Statutory address and listed building record revised as part of the Scottish Courts Listing Review 2014-15. Previously listed as 2 separate listings: 'St James Street Sheriff Court House' and 'St James Street, Procurator Fiscal's Office'.
Royal Commission on the Ancient and Historical Monuments of Scotland. http://www.rcahms.gov.uk/canmore.html CANMORE ID 198596.
Ordnance Survey (Surveyed, 1896, Published 1896) Renfrewshire, Sheet 012.02. 25 Inches to the Mile. 2nd Edition. London: Ordnance Survey.
The Scottish Civic Trust (1983) Historic Buildings at Work. Glasgow: The Scottish Civic Trust p.200-201.
Walker, F. A. (1986) The South Clyde Estuary. Edinburgh: Scottish Academic Press p.19.
Dictionary of Scottish Architects. Clarke & Bell at http://www.scottisharchitects.org.uk/architect_full.php?id=200134 [accessed 27 October 2014].
Historic Scotland (2014) Scottish Courts Preliminary Report at http://www.historic-scotland.gov.uk/scottish-courts-preliminary-report.pdf.
Further information courtesy of Scottish Court Service staff (2014 and 2015).
About Listed Buildings
Listing is the way that a building or structure of special architectural or historic interest is recognised by law through the Planning (Listed Buildings and Conservation Areas) (Scotland) Act 1997.
We list buildings of special architectural or historic interest using the criteria published in the Historic Environment Scotland Policy Statement.
The statutory listing address is the legal part of the listing. The information in the listed building record gives an indication of the special architectural or historic interest of the listed building(s). It is not a definitive historical account or a complete description of the building(s). The format of the listed building record has changed over time. Earlier records may be brief and some information will not have been recorded.
Listing covers both the exterior and the interior. Listing can cover structures not mentioned which are part of the curtilage of the building, such as boundary walls, gates, gatepiers, ancillary buildings etc.
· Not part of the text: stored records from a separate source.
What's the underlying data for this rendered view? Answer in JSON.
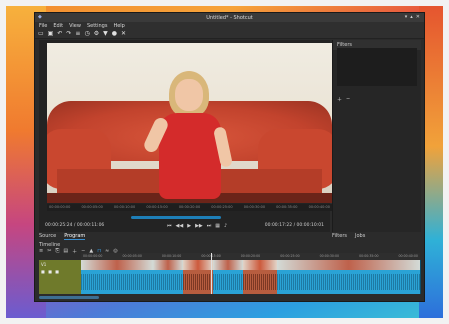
{
  "window": {
    "title": "Untitled* - Shotcut"
  },
  "menu": [
    "File",
    "Edit",
    "View",
    "Settings",
    "Help"
  ],
  "toolbar_icons": [
    "open-icon",
    "save-icon",
    "undo-icon",
    "redo-icon",
    "playlist-icon",
    "history-icon",
    "settings-icon",
    "filter-icon",
    "record-icon",
    "close-icon"
  ],
  "player": {
    "scrub_ticks": [
      "00:00:00:00",
      "00:00:05:00",
      "00:00:10:00",
      "00:00:15:00",
      "00:00:20:00",
      "00:00:25:00",
      "00:00:30:00",
      "00:00:35:00",
      "00:00:40:00"
    ],
    "current_timecode": "00:00:25:24",
    "duration": "/ 00:00:11:06",
    "in_out": "00:00:17:22 / 00:00:10:01",
    "tabs": [
      "Source",
      "Program"
    ],
    "active_tab": "Program"
  },
  "right_panel": {
    "title": "Filters",
    "tabs": [
      "Filters",
      "Jobs"
    ]
  },
  "timeline": {
    "label": "Timeline",
    "track_name": "V1",
    "ruler_ticks": [
      "00:00:00:00",
      "00:00:05:00",
      "00:00:10:00",
      "00:00:15:00",
      "00:00:20:00",
      "00:00:25:00",
      "00:00:30:00",
      "00:00:35:00",
      "00:00:40:00"
    ]
  }
}
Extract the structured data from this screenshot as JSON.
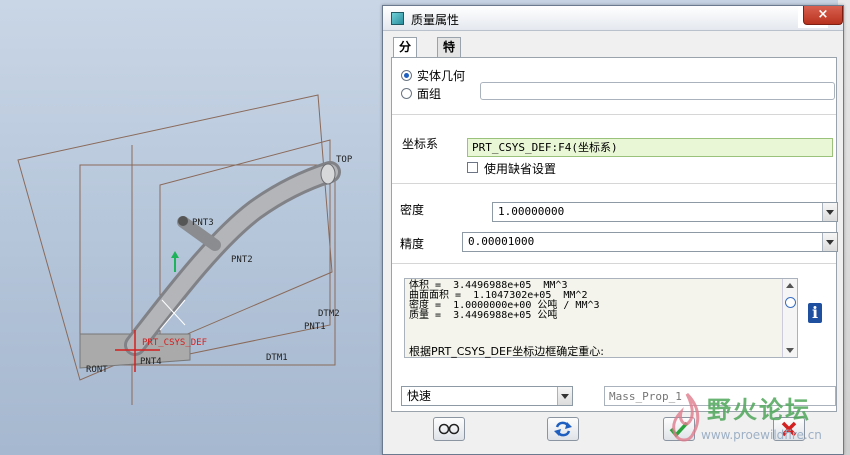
{
  "viewport": {
    "labels": {
      "top": "TOP",
      "pnt3": "PNT3",
      "pnt2": "PNT2",
      "dtm2": "DTM2",
      "pnt1": "PNT1",
      "prt_csys": "PRT_CSYS_DEF",
      "pnt4": "PNT4",
      "dtm1": "DTM1",
      "front": "RONT"
    }
  },
  "dialog": {
    "title": "质量属性",
    "tabs": [
      {
        "label": "分析",
        "active": true
      },
      {
        "label": "特征",
        "active": false
      }
    ],
    "geometry_options": [
      {
        "label": "实体几何",
        "selected": true
      },
      {
        "label": "面组",
        "selected": false
      }
    ],
    "surface_value": "",
    "csys_label": "坐标系",
    "csys_value": "PRT_CSYS_DEF:F4(坐标系)",
    "use_default_label": "使用缺省设置",
    "density_label": "密度",
    "density_value": "1.00000000",
    "accuracy_label": "精度",
    "accuracy_value": "0.00001000",
    "results_text": "体积 =  3.4496988e+05  MM^3\n曲面面积 =  1.1047302e+05  MM^2\n密度 =  1.0000000e+00 公吨 / MM^3\n质量 =  3.4496988e+05 公吨",
    "results_note": "根据PRT_CSYS_DEF坐标边框确定重心:",
    "mode_value": "快速",
    "name_placeholder": "Mass_Prop_1",
    "buttons": {
      "preview_icon": "glasses-icon",
      "repeat_icon": "refresh-icon",
      "ok_icon": "checkmark-icon",
      "cancel_icon": "cross-icon"
    },
    "accent_color": "#1f5fbf"
  },
  "watermark": {
    "text": "野火论坛",
    "url": "www.proewildfire.cn"
  }
}
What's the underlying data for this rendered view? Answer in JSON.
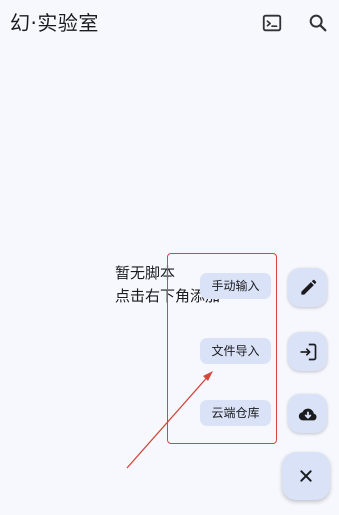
{
  "appbar": {
    "title": "幻·实验室",
    "terminal_icon": "terminal-icon",
    "search_icon": "search-icon"
  },
  "empty_state": {
    "line1": "暂无脚本",
    "line2": "点击右下角添加"
  },
  "fab_menu": {
    "items": [
      {
        "label": "手动输入",
        "icon": "pencil-icon"
      },
      {
        "label": "文件导入",
        "icon": "login-import-icon"
      },
      {
        "label": "云端仓库",
        "icon": "cloud-download-icon"
      }
    ],
    "close_icon": "close-icon"
  },
  "colors": {
    "background": "#f7f8fe",
    "fab_container": "#d9e2f6",
    "annotation": "#d2483c"
  }
}
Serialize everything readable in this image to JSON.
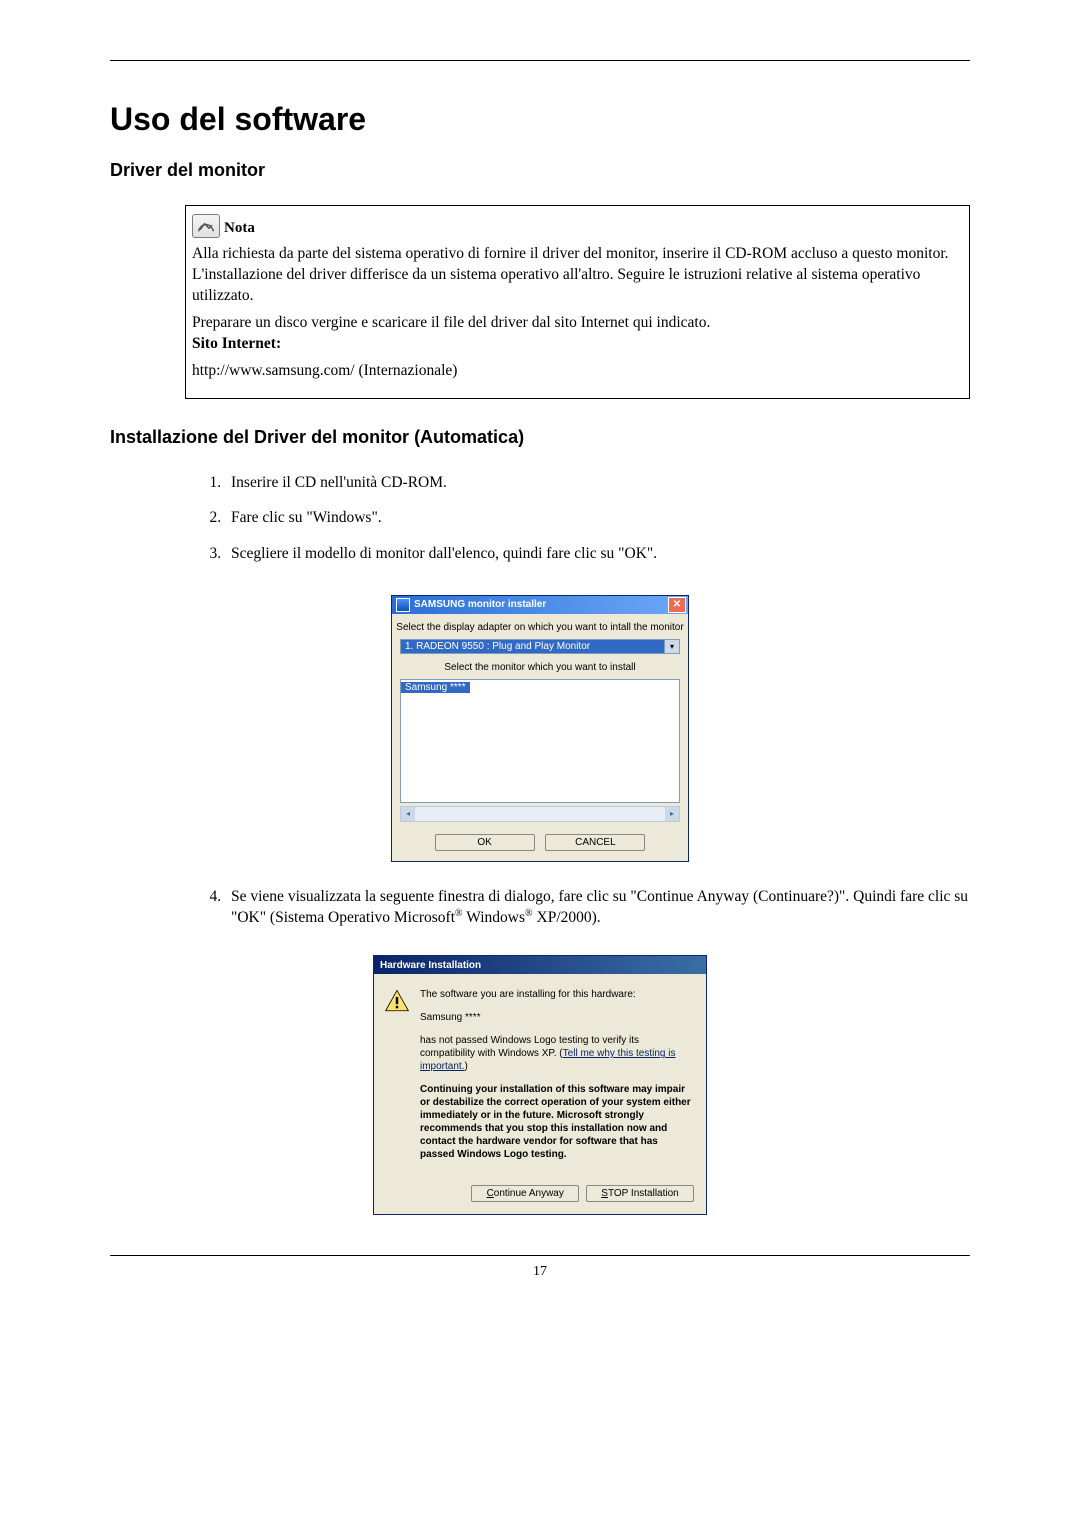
{
  "heading": "Uso del software",
  "section1_title": "Driver del monitor",
  "note": {
    "label": "Nota",
    "p1": "Alla richiesta da parte del sistema operativo di fornire il driver del monitor, inserire il CD-ROM accluso a questo monitor. L'installazione del driver differisce da un sistema operativo all'altro. Seguire le istruzioni relative al sistema operativo utilizzato.",
    "p2": "Preparare un disco vergine e scaricare il file del driver dal sito Internet qui indicato.",
    "label2": "Sito Internet:",
    "url": "http://www.samsung.com/ (Internazionale)"
  },
  "section2_title": "Installazione del Driver del monitor (Automatica)",
  "steps": {
    "s1": "Inserire il CD nell'unità CD-ROM.",
    "s2": "Fare clic su \"Windows\".",
    "s3": "Scegliere il modello di monitor dall'elenco, quindi fare clic su \"OK\".",
    "s4a": "Se viene visualizzata la seguente finestra di dialogo, fare clic su \"Continue Anyway (Continuare?)\". Quindi fare clic su \"OK\" (Sistema Operativo Microsoft",
    "s4b": " Windows",
    "s4c": " XP/2000)."
  },
  "samsung_dialog": {
    "title": "SAMSUNG monitor installer",
    "prompt1": "Select the display adapter on which you want to intall the monitor",
    "combo_selected": "1. RADEON 9550 : Plug and Play Monitor",
    "prompt2": "Select the monitor which you want to install",
    "list_selected": "Samsung ****",
    "btn_ok": "OK",
    "btn_cancel": "CANCEL"
  },
  "hw_dialog": {
    "title": "Hardware Installation",
    "line1": "The software you are installing for this hardware:",
    "line2": "Samsung ****",
    "line3a": "has not passed Windows Logo testing to verify its compatibility with Windows XP. (",
    "link": "Tell me why this testing is important.",
    "line3b": ")",
    "bold": "Continuing your installation of this software may impair or destabilize the correct operation of your system either immediately or in the future. Microsoft strongly recommends that you stop this installation now and contact the hardware vendor for software that has passed Windows Logo testing.",
    "btn_continue_pre": "C",
    "btn_continue_post": "ontinue Anyway",
    "btn_stop_pre": "S",
    "btn_stop_post": "TOP Installation"
  },
  "page_number": "17"
}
The planning authority is responsible for advising on what is covered by the listing including the curtilage of a listed building. For information about curtilage see www.historicenvironment.scot. Since 1 October 2015 we have been able to exclude items from a listing. If part of a building is not listed, it will say that it is excluded in the statutory address and in the statement of special interest in the listed building record. The statement will use the word 'excluding' and quote the relevant section of the Historic Environment Scotland Act 2014. Some earlier listed building records may use the word 'excluding', but if the Act is not quoted, the record has not been revised to reflect current legislation.
If you want to alter, extend or demolish a listed building you need to contact your planning authority to see if you need listed building consent. The planning authority is the main point of contact for all applications for listed building consent.
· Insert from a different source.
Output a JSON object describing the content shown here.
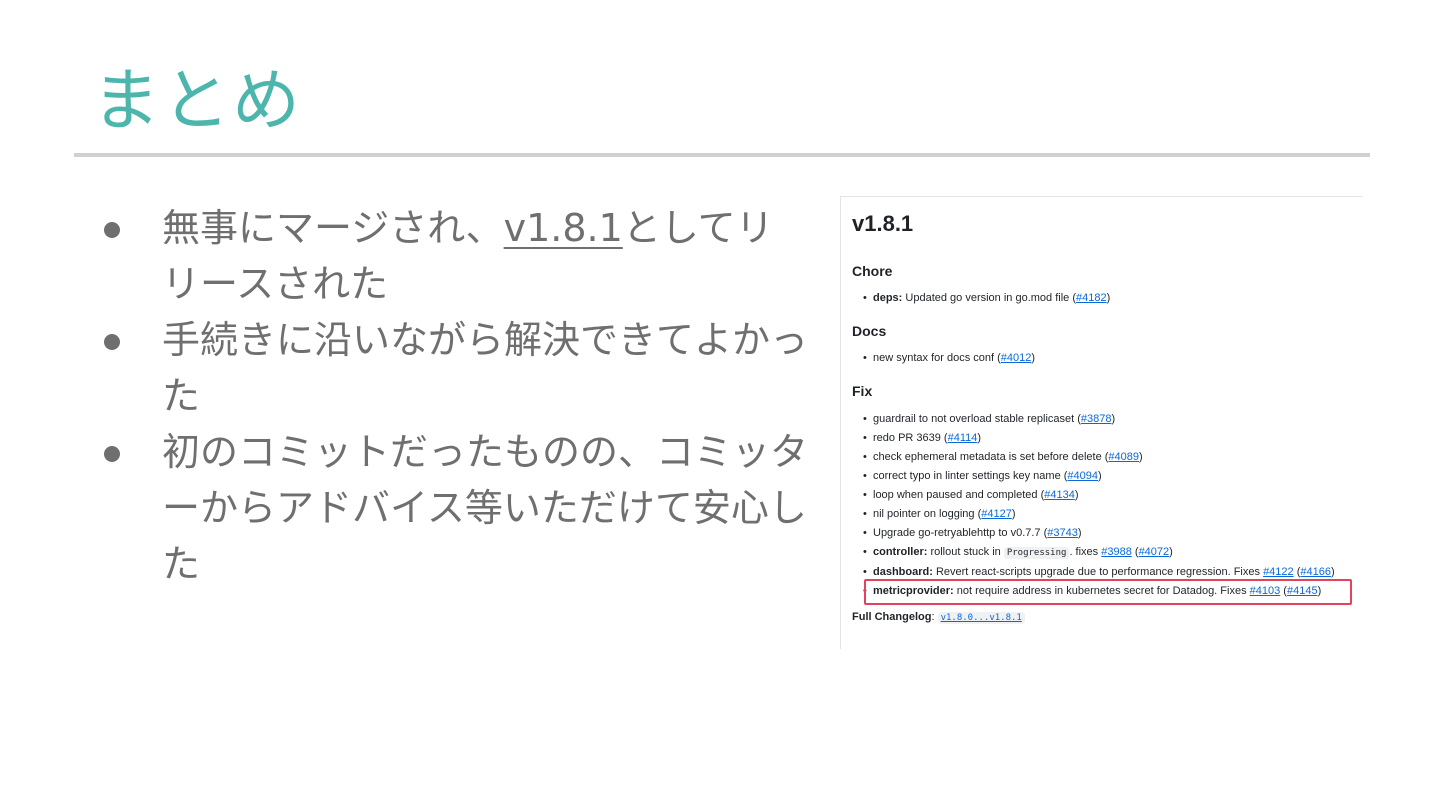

Find out more about listing and our other designations at www.historicenvironment.scot. You can contact us on 0131 668 8716 or at firstname.lastname@example.org.
Printed: 12/11/2018 22:22